(BRIEF): After reading the data below, copy out every line that contains the word "Directory".

Data about app and page elements
*** Block opens ***

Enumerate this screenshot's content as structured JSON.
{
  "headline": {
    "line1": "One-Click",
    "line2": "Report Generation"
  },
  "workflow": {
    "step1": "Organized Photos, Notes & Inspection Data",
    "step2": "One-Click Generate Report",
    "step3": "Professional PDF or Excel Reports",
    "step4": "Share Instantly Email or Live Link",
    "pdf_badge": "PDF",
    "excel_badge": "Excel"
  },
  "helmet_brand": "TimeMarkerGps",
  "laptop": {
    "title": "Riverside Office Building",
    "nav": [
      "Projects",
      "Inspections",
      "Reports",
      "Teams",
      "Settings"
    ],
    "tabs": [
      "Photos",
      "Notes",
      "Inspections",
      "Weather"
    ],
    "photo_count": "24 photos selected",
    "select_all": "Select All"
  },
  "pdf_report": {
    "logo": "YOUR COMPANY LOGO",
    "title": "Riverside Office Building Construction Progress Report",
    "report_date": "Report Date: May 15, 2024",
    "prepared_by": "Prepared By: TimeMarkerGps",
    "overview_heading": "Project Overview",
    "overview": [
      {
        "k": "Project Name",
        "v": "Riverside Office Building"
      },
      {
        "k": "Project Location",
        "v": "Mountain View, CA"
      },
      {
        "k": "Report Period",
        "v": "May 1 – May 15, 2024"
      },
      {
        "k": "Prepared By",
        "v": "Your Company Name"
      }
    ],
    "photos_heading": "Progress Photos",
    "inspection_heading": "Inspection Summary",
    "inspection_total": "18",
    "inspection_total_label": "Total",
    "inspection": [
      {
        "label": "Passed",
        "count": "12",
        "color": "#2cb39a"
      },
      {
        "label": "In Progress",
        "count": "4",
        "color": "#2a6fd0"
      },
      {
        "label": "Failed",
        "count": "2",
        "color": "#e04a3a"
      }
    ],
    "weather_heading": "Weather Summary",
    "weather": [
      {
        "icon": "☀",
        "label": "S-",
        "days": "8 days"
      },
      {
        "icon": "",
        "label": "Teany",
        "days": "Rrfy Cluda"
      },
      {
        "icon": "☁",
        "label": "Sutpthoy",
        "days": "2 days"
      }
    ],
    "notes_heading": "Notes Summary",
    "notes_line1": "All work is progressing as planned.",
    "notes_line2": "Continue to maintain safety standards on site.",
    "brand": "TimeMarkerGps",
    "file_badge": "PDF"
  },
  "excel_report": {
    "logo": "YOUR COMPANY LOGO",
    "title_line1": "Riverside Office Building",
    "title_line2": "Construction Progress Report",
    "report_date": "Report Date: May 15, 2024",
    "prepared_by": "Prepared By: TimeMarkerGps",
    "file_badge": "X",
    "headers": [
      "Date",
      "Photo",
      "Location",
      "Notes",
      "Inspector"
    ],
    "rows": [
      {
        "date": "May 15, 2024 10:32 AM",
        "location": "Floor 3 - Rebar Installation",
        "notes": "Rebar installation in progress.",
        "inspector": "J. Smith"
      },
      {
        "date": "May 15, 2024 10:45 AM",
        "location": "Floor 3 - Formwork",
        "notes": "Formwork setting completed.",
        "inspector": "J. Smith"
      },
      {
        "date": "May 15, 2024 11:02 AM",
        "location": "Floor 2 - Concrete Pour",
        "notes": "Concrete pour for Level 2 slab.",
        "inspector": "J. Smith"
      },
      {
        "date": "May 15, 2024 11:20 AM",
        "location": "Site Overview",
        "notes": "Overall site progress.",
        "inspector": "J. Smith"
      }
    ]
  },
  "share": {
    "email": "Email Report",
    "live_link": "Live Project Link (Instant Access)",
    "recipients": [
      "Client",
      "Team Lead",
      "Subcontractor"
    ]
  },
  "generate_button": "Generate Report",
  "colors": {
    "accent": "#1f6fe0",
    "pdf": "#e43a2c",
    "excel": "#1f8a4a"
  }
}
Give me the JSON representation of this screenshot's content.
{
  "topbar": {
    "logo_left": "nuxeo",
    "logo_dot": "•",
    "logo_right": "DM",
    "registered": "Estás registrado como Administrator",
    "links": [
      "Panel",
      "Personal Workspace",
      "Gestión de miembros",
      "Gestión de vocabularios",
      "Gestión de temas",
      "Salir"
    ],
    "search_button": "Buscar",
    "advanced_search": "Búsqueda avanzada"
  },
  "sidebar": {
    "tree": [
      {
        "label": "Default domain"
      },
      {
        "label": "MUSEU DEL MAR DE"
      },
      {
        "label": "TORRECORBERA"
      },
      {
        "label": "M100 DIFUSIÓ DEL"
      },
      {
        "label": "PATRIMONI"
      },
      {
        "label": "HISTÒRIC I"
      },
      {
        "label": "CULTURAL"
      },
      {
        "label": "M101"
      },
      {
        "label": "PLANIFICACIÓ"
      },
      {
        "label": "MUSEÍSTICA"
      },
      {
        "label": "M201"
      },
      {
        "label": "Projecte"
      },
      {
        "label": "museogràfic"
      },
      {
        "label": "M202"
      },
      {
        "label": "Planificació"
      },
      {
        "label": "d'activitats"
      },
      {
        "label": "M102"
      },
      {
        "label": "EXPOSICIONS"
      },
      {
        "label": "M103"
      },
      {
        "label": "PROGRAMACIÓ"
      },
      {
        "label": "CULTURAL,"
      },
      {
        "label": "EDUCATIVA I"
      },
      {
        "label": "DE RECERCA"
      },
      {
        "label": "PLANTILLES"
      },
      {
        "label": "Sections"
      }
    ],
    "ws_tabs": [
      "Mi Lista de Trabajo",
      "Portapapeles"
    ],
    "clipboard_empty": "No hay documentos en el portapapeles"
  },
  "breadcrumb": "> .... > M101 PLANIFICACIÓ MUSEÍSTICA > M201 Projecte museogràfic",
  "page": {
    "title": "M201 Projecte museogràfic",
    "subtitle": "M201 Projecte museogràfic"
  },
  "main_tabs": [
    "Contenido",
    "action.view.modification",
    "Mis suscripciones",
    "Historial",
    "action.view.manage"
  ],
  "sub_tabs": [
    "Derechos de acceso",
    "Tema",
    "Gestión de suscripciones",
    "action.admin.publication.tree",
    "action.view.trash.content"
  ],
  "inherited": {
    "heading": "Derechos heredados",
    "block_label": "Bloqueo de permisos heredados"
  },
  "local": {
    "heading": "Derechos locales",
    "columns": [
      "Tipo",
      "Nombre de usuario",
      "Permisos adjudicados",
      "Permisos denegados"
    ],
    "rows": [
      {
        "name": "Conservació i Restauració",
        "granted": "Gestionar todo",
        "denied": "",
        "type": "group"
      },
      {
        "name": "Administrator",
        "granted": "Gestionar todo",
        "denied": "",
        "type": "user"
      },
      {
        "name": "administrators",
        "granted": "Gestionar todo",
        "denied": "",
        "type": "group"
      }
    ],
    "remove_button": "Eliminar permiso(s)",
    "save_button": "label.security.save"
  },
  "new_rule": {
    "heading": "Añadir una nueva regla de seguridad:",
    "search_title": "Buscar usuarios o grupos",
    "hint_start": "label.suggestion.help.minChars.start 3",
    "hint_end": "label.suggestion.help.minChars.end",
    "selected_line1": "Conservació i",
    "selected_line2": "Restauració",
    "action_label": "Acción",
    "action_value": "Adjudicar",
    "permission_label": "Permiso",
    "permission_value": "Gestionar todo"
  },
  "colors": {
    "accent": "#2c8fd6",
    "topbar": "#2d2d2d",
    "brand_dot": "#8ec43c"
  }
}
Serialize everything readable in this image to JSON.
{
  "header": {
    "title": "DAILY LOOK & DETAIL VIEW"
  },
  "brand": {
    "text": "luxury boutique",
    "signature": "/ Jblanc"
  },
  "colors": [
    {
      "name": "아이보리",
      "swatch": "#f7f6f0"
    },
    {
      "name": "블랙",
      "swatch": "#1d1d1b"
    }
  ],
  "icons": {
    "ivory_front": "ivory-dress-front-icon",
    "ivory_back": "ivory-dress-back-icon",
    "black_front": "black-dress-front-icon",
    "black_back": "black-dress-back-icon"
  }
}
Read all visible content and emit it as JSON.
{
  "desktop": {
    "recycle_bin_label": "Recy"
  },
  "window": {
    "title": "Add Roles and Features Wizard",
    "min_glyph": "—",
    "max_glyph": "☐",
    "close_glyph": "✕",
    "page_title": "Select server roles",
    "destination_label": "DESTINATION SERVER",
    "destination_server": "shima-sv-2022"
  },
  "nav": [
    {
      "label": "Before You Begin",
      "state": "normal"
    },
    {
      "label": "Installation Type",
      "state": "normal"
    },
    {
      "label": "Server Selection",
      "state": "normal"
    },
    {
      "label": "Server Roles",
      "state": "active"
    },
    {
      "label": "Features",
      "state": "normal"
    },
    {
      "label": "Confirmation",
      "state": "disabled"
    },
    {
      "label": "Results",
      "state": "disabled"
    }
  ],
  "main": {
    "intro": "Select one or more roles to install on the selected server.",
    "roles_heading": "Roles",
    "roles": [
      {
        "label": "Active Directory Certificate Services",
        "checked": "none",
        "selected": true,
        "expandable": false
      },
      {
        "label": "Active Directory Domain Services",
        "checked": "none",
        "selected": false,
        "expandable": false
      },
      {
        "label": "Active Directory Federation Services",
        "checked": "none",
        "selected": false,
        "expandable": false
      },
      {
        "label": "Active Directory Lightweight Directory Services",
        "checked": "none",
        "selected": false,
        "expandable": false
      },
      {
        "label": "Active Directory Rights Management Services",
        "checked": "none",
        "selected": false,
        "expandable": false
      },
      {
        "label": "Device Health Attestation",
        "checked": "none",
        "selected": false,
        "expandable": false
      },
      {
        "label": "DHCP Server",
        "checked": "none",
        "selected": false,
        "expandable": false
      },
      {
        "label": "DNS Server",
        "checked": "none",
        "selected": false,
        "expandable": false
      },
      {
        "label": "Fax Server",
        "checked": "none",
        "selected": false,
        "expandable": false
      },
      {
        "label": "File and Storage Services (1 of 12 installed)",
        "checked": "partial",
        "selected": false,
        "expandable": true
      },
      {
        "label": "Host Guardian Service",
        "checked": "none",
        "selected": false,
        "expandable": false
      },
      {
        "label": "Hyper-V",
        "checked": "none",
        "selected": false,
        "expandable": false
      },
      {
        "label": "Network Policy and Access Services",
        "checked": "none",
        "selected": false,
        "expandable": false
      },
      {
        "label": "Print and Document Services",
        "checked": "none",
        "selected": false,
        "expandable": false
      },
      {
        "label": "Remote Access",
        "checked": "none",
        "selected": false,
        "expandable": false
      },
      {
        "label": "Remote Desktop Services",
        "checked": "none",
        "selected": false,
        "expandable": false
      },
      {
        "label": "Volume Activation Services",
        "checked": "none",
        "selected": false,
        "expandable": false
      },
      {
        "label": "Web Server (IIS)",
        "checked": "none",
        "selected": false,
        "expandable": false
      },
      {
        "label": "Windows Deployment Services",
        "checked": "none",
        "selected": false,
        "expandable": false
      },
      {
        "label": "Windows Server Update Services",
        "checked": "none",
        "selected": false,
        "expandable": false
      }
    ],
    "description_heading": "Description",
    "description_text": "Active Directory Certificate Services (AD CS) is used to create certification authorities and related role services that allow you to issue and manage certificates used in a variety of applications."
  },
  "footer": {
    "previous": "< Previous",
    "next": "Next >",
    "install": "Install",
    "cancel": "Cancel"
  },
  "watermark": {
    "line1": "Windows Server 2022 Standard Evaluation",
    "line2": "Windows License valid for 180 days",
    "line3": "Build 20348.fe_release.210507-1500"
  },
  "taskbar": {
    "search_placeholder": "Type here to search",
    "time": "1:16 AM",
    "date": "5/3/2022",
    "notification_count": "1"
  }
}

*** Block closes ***

(EXERCISE ANSWER):
        "label": "Active Directory Certificate Services",
        "label": "Active Directory Domain Services",
        "label": "Active Directory Federation Services",
        "label": "Active Directory Lightweight Directory Services",
        "label": "Active Directory Rights Management Services",
    "description_text": "Active Directory Certificate Services (AD CS) is used to create certification authorities and related role services that allow you to issue and manage certificates used in a variety of applications."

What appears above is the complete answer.